  • Basemap (similar to basic map’s style)
  • Location type (represent locations as points or boundaries)
  • Map theme (choices include location only, heat map, size, or clustering)
  • Symbol style (settings for the symbol used with bubble as default)
  • Pins (pin a location)
  • Drive time (drive time from a starting location)
  • Reference layer (available demographics and ArcGIS layers)
  • Infographics (available demographics you can add to the map)

To edit the map, just click on your desired option.

Let’s change the ‘Basemap’ to ‘Streets’:

Amazing, right?

Let’s try another one.

You could add an infographic on the map with respect to the current view.

For example, adding a ‘Household Income’ would add an infographic on the upper right side of the map:

Suffice to say, there are lots of things you can do with an ArcGIS map that you can’t do with the other maps in Power BI.

Kasper Langmann, Co-founder of Spreadsheeto

Shape Map

This is a type of map that shows polygon shapes on the canvas with a blank background. A shape map varies with the other maps in a lot of ways including having built-in geographies and the ability to import custom shapes using the TopoJSON format.


  • Allows custom geography
  • Allows any type of 2D shape


  • Still in preview mode so it can only be used in Power BI Desktop
  • No background or basemap option
  • No label on the map
  • No points or lines; only renders polygon shapes
  • Not ideal for large TopoJSON file as it may load slowly

Enabling the Shape Map on Power BI Desktop

Since this map is still on preview mode, you have to enable it on your Power BI Desktop to use it.

ClickFile’ on the tab list:

The 'File' button on the tab list

Then, hover your mouse over ‘Options and settings’ and select ‘Options‘:

The 'Options and settings' button on the 'File' tab

Go to ‘Preview features’ and checkShape map visual’:

With that, you’ll be able to see the shape map icon on the visualizations pane and use it.

Kasper Langmann, Co-founder of Spreadsheeto

Creating a Shape Map

Once you enabled it, the shape map will appear beside the filled map.
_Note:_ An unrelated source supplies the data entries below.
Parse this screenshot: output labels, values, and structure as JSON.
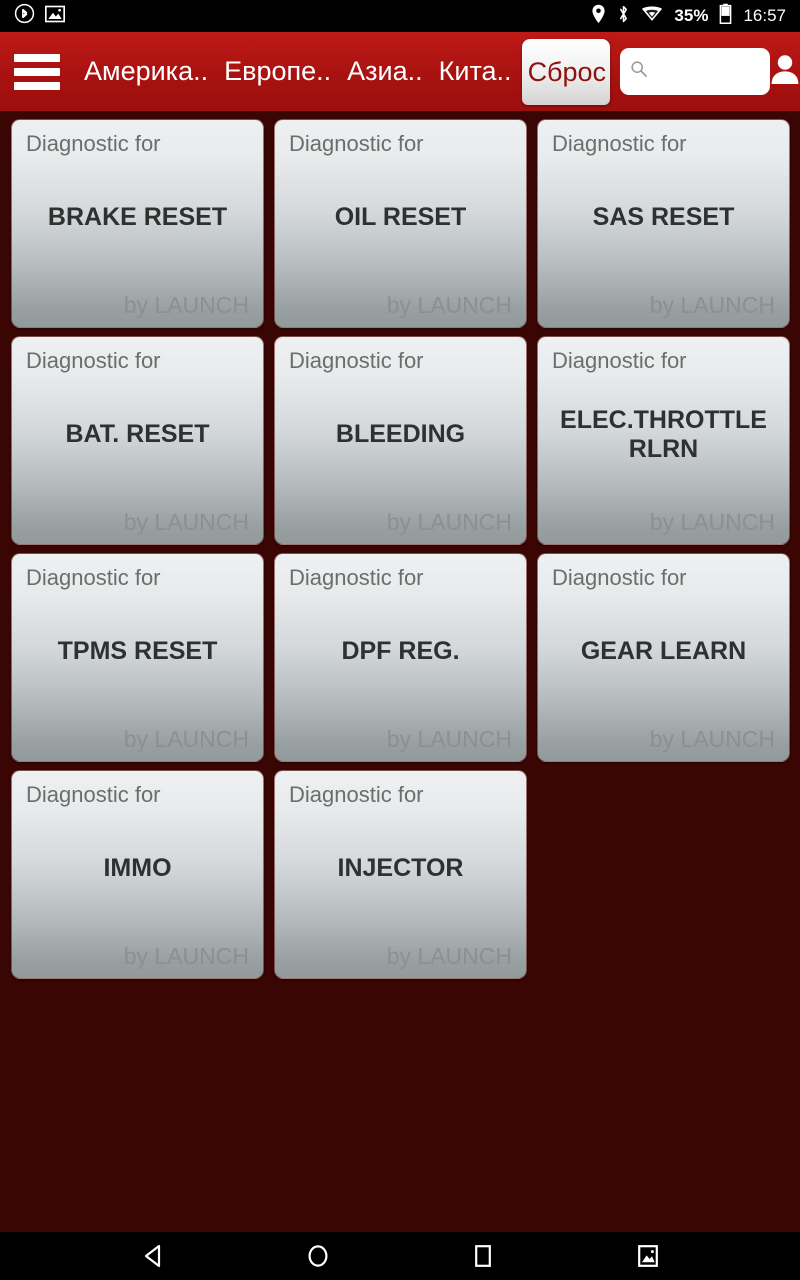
{
  "status_bar": {
    "left_icons": [
      "bluetooth-circle-icon",
      "screenshot-icon"
    ],
    "right_icons": [
      "location-pin-icon",
      "bluetooth-icon",
      "wifi-icon"
    ],
    "battery_percent": "35%",
    "battery_icon": "battery-icon",
    "clock": "16:57"
  },
  "header": {
    "menu_icon": "hamburger-menu-icon",
    "tabs": [
      {
        "label": "Америка..",
        "active": false
      },
      {
        "label": "Европе..",
        "active": false
      },
      {
        "label": "Азиа..",
        "active": false
      },
      {
        "label": "Кита..",
        "active": false
      },
      {
        "label": "Сброс",
        "active": true
      }
    ],
    "search": {
      "icon": "search-icon",
      "value": "",
      "placeholder": ""
    },
    "profile_icon": "user-avatar-icon",
    "colors": {
      "bar": "#a81210",
      "active_tab_text": "#8d1210"
    }
  },
  "main": {
    "background_color": "#3a0604",
    "card_kicker": "Diagnostic for",
    "card_vendor": "by LAUNCH",
    "cards": [
      {
        "kicker": "Diagnostic for",
        "title": "BRAKE RESET",
        "vendor": "by LAUNCH"
      },
      {
        "kicker": "Diagnostic for",
        "title": "OIL RESET",
        "vendor": "by LAUNCH"
      },
      {
        "kicker": "Diagnostic for",
        "title": "SAS RESET",
        "vendor": "by LAUNCH"
      },
      {
        "kicker": "Diagnostic for",
        "title": "BAT. RESET",
        "vendor": "by LAUNCH"
      },
      {
        "kicker": "Diagnostic for",
        "title": "BLEEDING",
        "vendor": "by LAUNCH"
      },
      {
        "kicker": "Diagnostic for",
        "title": "ELEC.THROTTLE\nRLRN",
        "vendor": "by LAUNCH"
      },
      {
        "kicker": "Diagnostic for",
        "title": "TPMS RESET",
        "vendor": "by LAUNCH"
      },
      {
        "kicker": "Diagnostic for",
        "title": "DPF REG.",
        "vendor": "by LAUNCH"
      },
      {
        "kicker": "Diagnostic for",
        "title": "GEAR LEARN",
        "vendor": "by LAUNCH"
      },
      {
        "kicker": "Diagnostic for",
        "title": "IMMO",
        "vendor": "by LAUNCH"
      },
      {
        "kicker": "Diagnostic for",
        "title": "INJECTOR",
        "vendor": "by LAUNCH"
      }
    ]
  },
  "nav_bar": {
    "buttons": [
      "back-icon",
      "home-icon",
      "recents-icon",
      "screenshot-icon"
    ]
  }
}
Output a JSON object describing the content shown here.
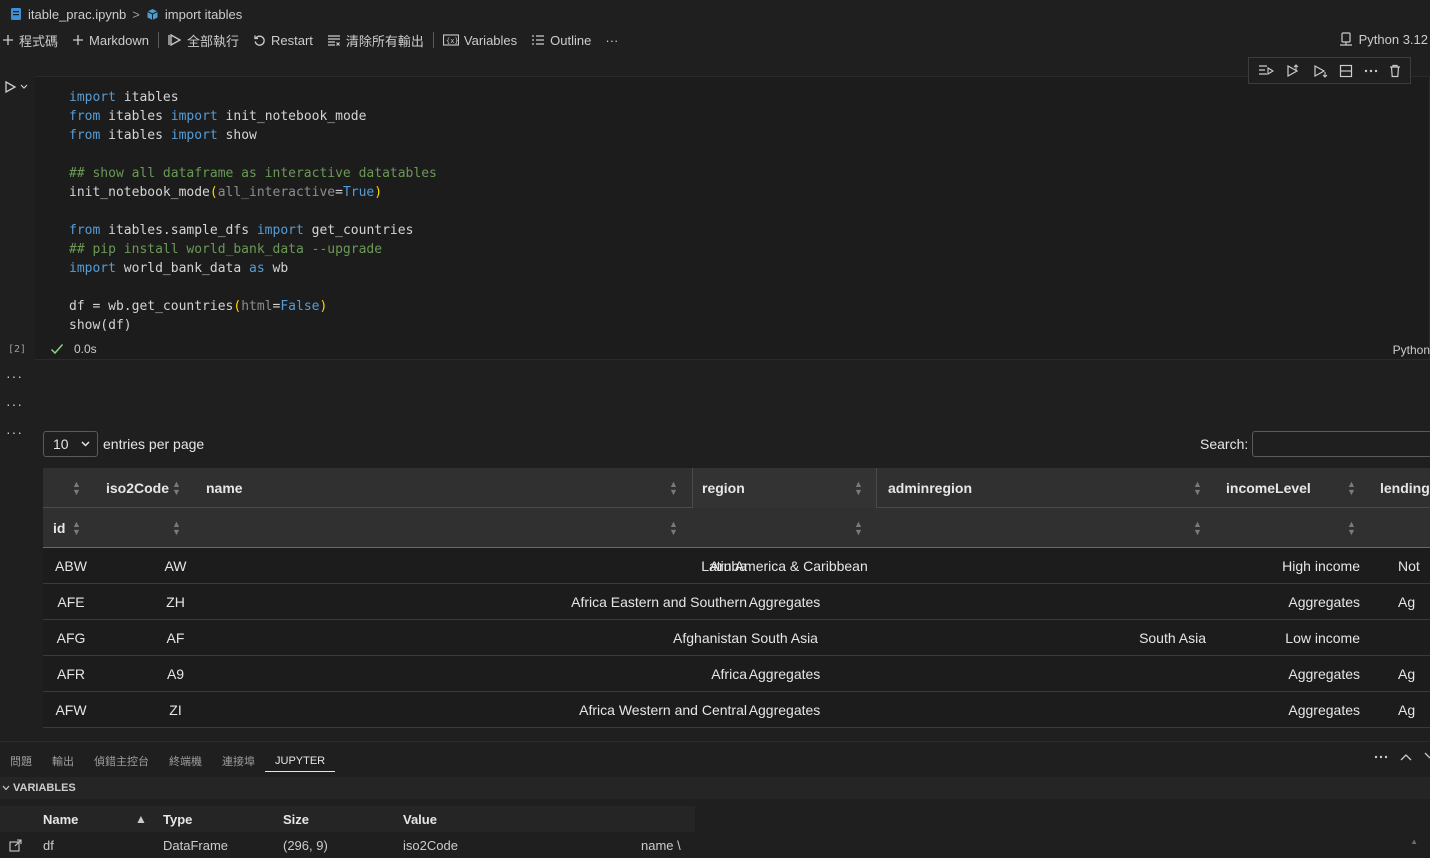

Let’s use it together with the ‘Territory’ field on the ‘Location’ bucket:

A shape map with the ‘Territory’ field

As you can see, the map looks pretty simple.

You can mix it with other data and show the relationship between the two.

For example, once we addTotal Units This Year’ to the ‘Color saturation’, you’ll show changes on the map.

The saturation levels will depend on the total units sold this year for that territory.

Adding ‘Total Units This Year’ to the ‘Color saturation’ bucket on a shape map

Cool, huh! In a way, it feels a bit like a heat map but with shapes and color saturation.

Kasper Langmann, Co-founder of Spreadsheeto

Formatting a Shape Map

The formatting options of a shape map is the same as other maps in Power BI except for ‘Shape’.

The ‘Shape’ literally decides the shape of the map and its project.

Currently, it’s set to ‘USA: states’ and ‘Albers USA’. Changing it to another country’s map when your data is in the US would not make sense.

However, you could try changing the ‘Projection’ to see which one you would like.

For example, let’s change the ‘Projection’ to ‘Orthographic’:

Changing the projection of a shape map into ‘Orthographic’

Notice how the map changed its projection? Feel free to play with the different projections available. Simply revert it to default to reset the ‘Shape’ option.

Kasper Langmann, Co-founder of Spreadsheeto


There are lots of ways to visualize your geospatial data in Power BI — from a simple and basic map to an advanced map where you can put other infographics.

When choosing a map to visualize your data, consider your intended analysis and reason for doing so. Once you got that, review the purpose of each map type as well as the pros and cons of each map.

Kasper Langmann, Co-founder of Spreadsheeto